## Available data
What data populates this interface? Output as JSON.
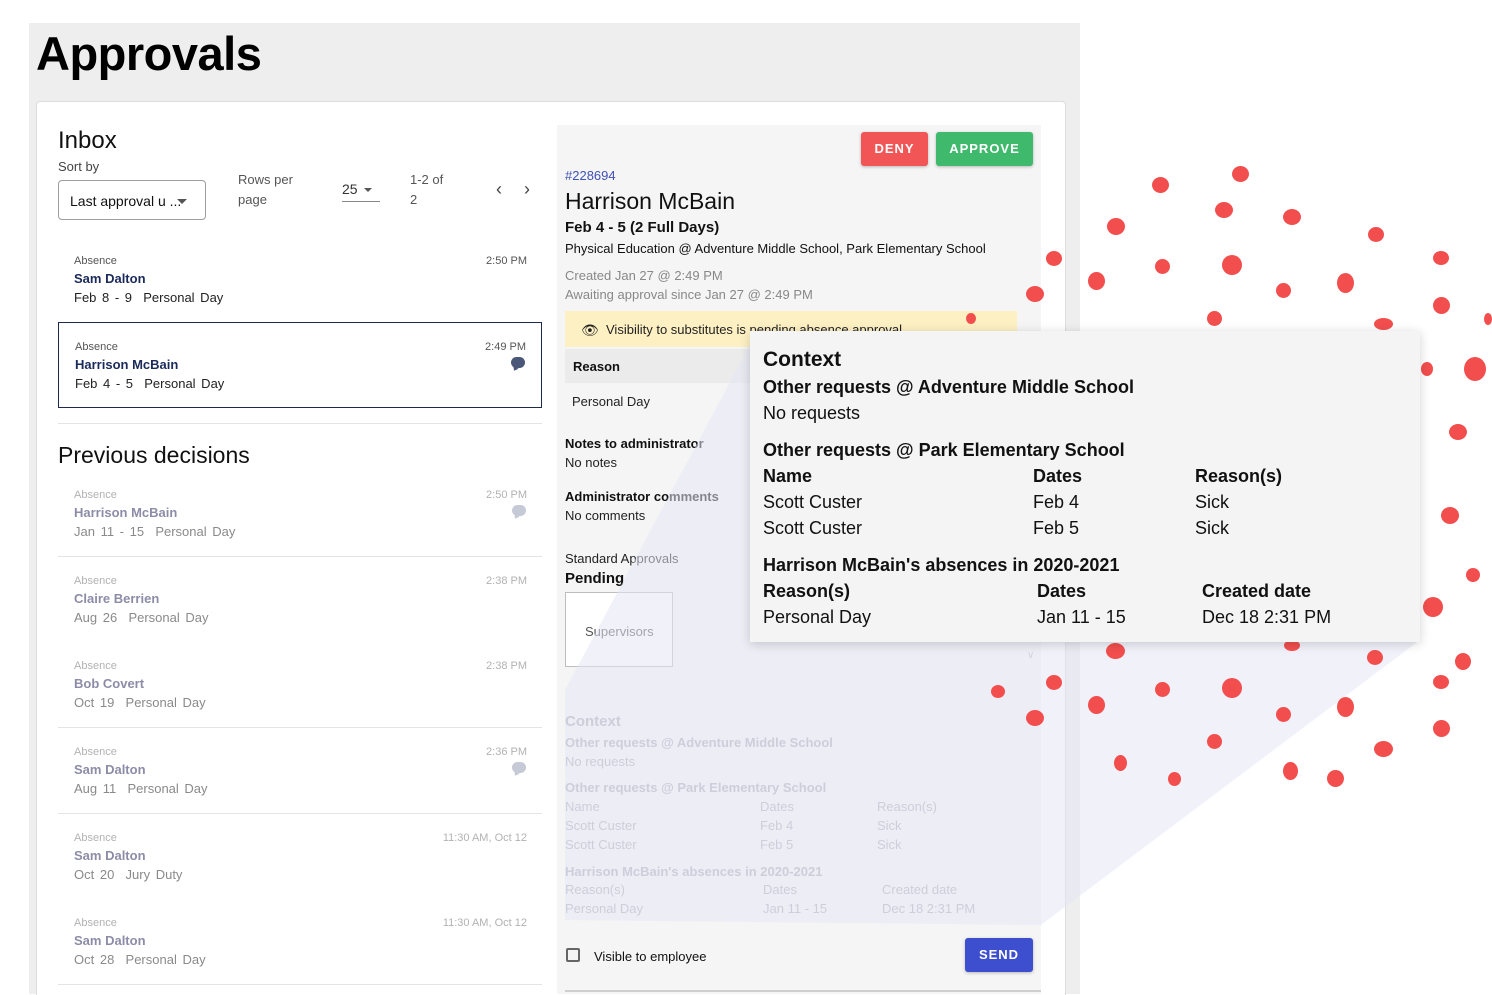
{
  "page": {
    "title": "Approvals"
  },
  "inbox": {
    "title": "Inbox",
    "sort_label": "Sort by",
    "sort_value": "Last approval u ...",
    "rows_per_page_label": "Rows per page",
    "rows_per_page_value": "25",
    "range": "1-2 of 2",
    "items": [
      {
        "type": "Absence",
        "name": "Sam Dalton",
        "dates": "Feb 8 - 9",
        "reason": "Personal Day",
        "time": "2:50 PM",
        "has_comment": false,
        "selected": false
      },
      {
        "type": "Absence",
        "name": "Harrison McBain",
        "dates": "Feb 4 - 5",
        "reason": "Personal Day",
        "time": "2:49 PM",
        "has_comment": true,
        "selected": true
      }
    ]
  },
  "previous": {
    "title": "Previous decisions",
    "items": [
      {
        "type": "Absence",
        "name": "Harrison McBain",
        "dates": "Jan 11 - 15",
        "reason": "Personal Day",
        "time": "2:50 PM",
        "has_comment": true
      },
      {
        "type": "Absence",
        "name": "Claire Berrien",
        "dates": "Aug 26",
        "reason": "Personal Day",
        "time": "2:38 PM",
        "has_comment": false
      },
      {
        "type": "Absence",
        "name": "Bob Covert",
        "dates": "Oct 19",
        "reason": "Personal Day",
        "time": "2:38 PM",
        "has_comment": false
      },
      {
        "type": "Absence",
        "name": "Sam Dalton",
        "dates": "Aug 11",
        "reason": "Personal Day",
        "time": "2:36 PM",
        "has_comment": true
      },
      {
        "type": "Absence",
        "name": "Sam Dalton",
        "dates": "Oct 20",
        "reason": "Jury Duty",
        "time": "11:30 AM, Oct 12",
        "has_comment": false
      },
      {
        "type": "Absence",
        "name": "Sam Dalton",
        "dates": "Oct 28",
        "reason": "Personal Day",
        "time": "11:30 AM, Oct 12",
        "has_comment": false
      }
    ]
  },
  "detail": {
    "deny_label": "DENY",
    "approve_label": "APPROVE",
    "request_id": "#228694",
    "employee": "Harrison McBain",
    "dates": "Feb 4 - 5 (2 Full Days)",
    "position": "Physical Education @ Adventure Middle School, Park Elementary School",
    "created": "Created Jan 27 @ 2:49 PM",
    "awaiting": "Awaiting approval since Jan 27 @ 2:49 PM",
    "visibility_notice": "Visibility to substitutes is pending absence approval",
    "reason_header": "Reason",
    "reason_value": "Personal Day",
    "notes_label": "Notes to administrator",
    "notes_value": "No notes",
    "admin_comments_label": "Administrator comments",
    "admin_comments_value": "No comments",
    "workflow_label": "Standard Approvals",
    "workflow_status": "Pending",
    "workflow_step": "Supervisors",
    "visible_to_employee_label": "Visible to employee",
    "send_label": "SEND"
  },
  "context": {
    "title": "Context",
    "school1_heading": "Other requests @ Adventure Middle School",
    "school1_value": "No requests",
    "school2_heading": "Other requests @ Park Elementary School",
    "school2_columns": [
      "Name",
      "Dates",
      "Reason(s)"
    ],
    "school2_rows": [
      [
        "Scott Custer",
        "Feb 4",
        "Sick"
      ],
      [
        "Scott Custer",
        "Feb 5",
        "Sick"
      ]
    ],
    "absences_heading": "Harrison McBain's absences in 2020-2021",
    "absences_columns": [
      "Reason(s)",
      "Dates",
      "Created date"
    ],
    "absences_rows": [
      [
        "Personal Day",
        "Jan 11 - 15",
        "Dec 18 2:31 PM"
      ]
    ]
  },
  "colors": {
    "deny": "#f25555",
    "approve": "#3fb96c",
    "send": "#3d4ecf",
    "link": "#3f51b5",
    "decoration": "#f24e4e",
    "banner": "#fdf0c3"
  }
}
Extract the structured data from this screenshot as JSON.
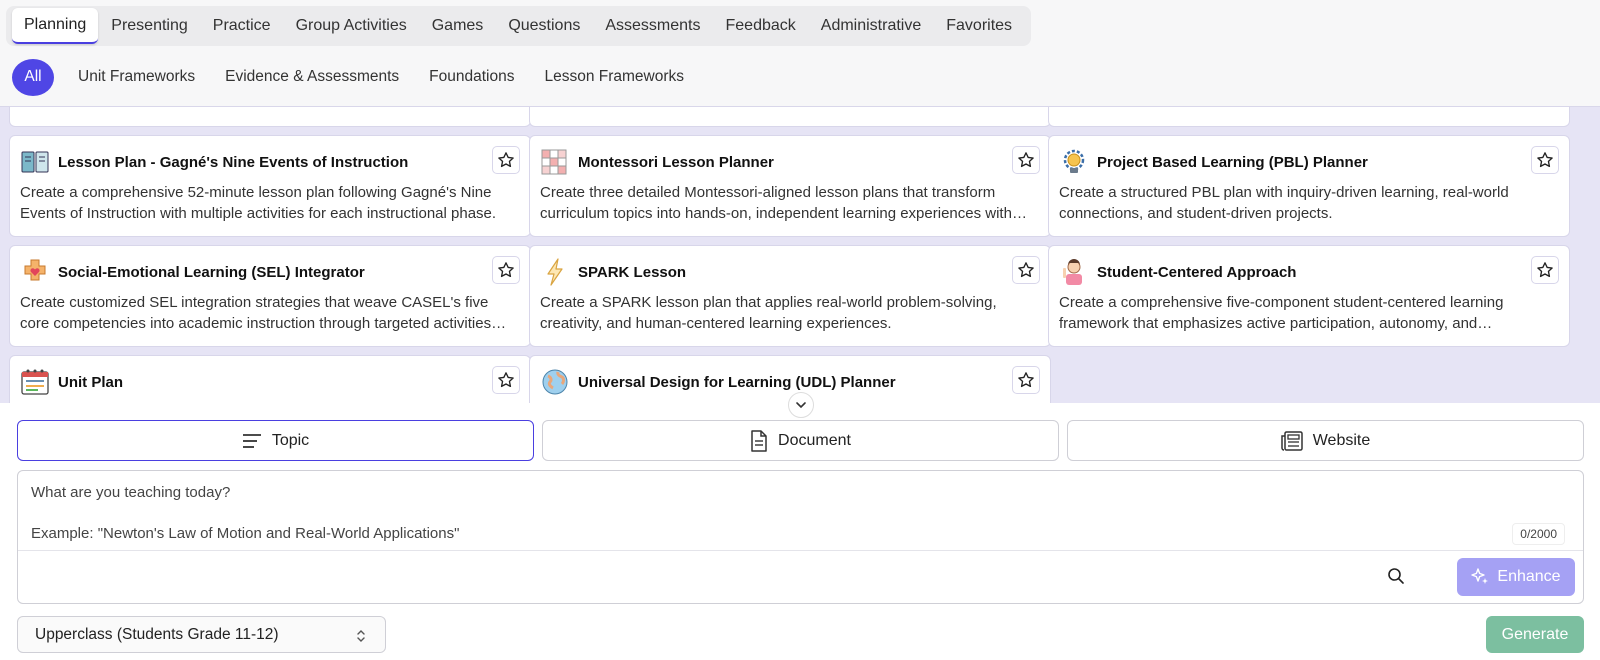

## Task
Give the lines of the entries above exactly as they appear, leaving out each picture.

## Answer box
What data populates this interface? Output as JSON.
{
  "page": {
    "title": "Approvals"
  },
  "inbox": {
    "title": "Inbox",
    "sort_label": "Sort by",
    "sort_value": "Last approval u ...",
    "rows_per_page_label": "Rows per page",
    "rows_per_page_value": "25",
    "range": "1-2 of 2",
    "items": [
      {
        "type": "Absence",
        "name": "Sam Dalton",
        "dates": "Feb 8 - 9",
        "reason": "Personal Day",
        "time": "2:50 PM",
        "has_comment": false,
        "selected": false
      },
      {
        "type": "Absence",
        "name": "Harrison McBain",
        "dates": "Feb 4 - 5",
        "reason": "Personal Day",
        "time": "2:49 PM",
        "has_comment": true,
        "selected": true
      }
    ]
  },
  "previous": {
    "title": "Previous decisions",
    "items": [
      {
        "type": "Absence",
        "name": "Harrison McBain",
        "dates": "Jan 11 - 15",
        "reason": "Personal Day",
        "time": "2:50 PM",
        "has_comment": true
      },
      {
        "type": "Absence",
        "name": "Claire Berrien",
        "dates": "Aug 26",
        "reason": "Personal Day",
        "time": "2:38 PM",
        "has_comment": false
      },
      {
        "type": "Absence",
        "name": "Bob Covert",
        "dates": "Oct 19",
        "reason": "Personal Day",
        "time": "2:38 PM",
        "has_comment": false
      },
      {
        "type": "Absence",
        "name": "Sam Dalton",
        "dates": "Aug 11",
        "reason": "Personal Day",
        "time": "2:36 PM",
        "has_comment": true
      },
      {
        "type": "Absence",
        "name": "Sam Dalton",
        "dates": "Oct 20",
        "reason": "Jury Duty",
        "time": "11:30 AM, Oct 12",
        "has_comment": false
      },
      {
        "type": "Absence",
        "name": "Sam Dalton",
        "dates": "Oct 28",
        "reason": "Personal Day",
        "time": "11:30 AM, Oct 12",
        "has_comment": false
      }
    ]
  },
  "detail": {
    "deny_label": "DENY",
    "approve_label": "APPROVE",
    "request_id": "#228694",
    "employee": "Harrison McBain",
    "dates": "Feb 4 - 5 (2 Full Days)",
    "position": "Physical Education @ Adventure Middle School, Park Elementary School",
    "created": "Created Jan 27 @ 2:49 PM",
    "awaiting": "Awaiting approval since Jan 27 @ 2:49 PM",
    "visibility_notice": "Visibility to substitutes is pending absence approval",
    "reason_header": "Reason",
    "reason_value": "Personal Day",
    "notes_label": "Notes to administrator",
    "notes_value": "No notes",
    "admin_comments_label": "Administrator comments",
    "admin_comments_value": "No comments",
    "workflow_label": "Standard Approvals",
    "workflow_status": "Pending",
    "workflow_step": "Supervisors",
    "visible_to_employee_label": "Visible to employee",
    "send_label": "SEND"
  },
  "context": {
    "title": "Context",
    "school1_heading": "Other requests @ Adventure Middle School",
    "school1_value": "No requests",
    "school2_heading": "Other requests @ Park Elementary School",
    "school2_columns": [
      "Name",
      "Dates",
      "Reason(s)"
    ],
    "school2_rows": [
      [
        "Scott Custer",
        "Feb 4",
        "Sick"
      ],
      [
        "Scott Custer",
        "Feb 5",
        "Sick"
      ]
    ],
    "absences_heading": "Harrison McBain's absences in 2020-2021",
    "absences_columns": [
      "Reason(s)",
      "Dates",
      "Created date"
    ],
    "absences_rows": [
      [
        "Personal Day",
        "Jan 11 - 15",
        "Dec 18 2:31 PM"
      ]
    ]
  },
  "colors": {
    "deny": "#f25555",
    "approve": "#3fb96c",
    "send": "#3d4ecf",
    "link": "#3f51b5",
    "decoration": "#f24e4e",
    "banner": "#fdf0c3"
  }
}
Extract the structured data from this screenshot as JSON.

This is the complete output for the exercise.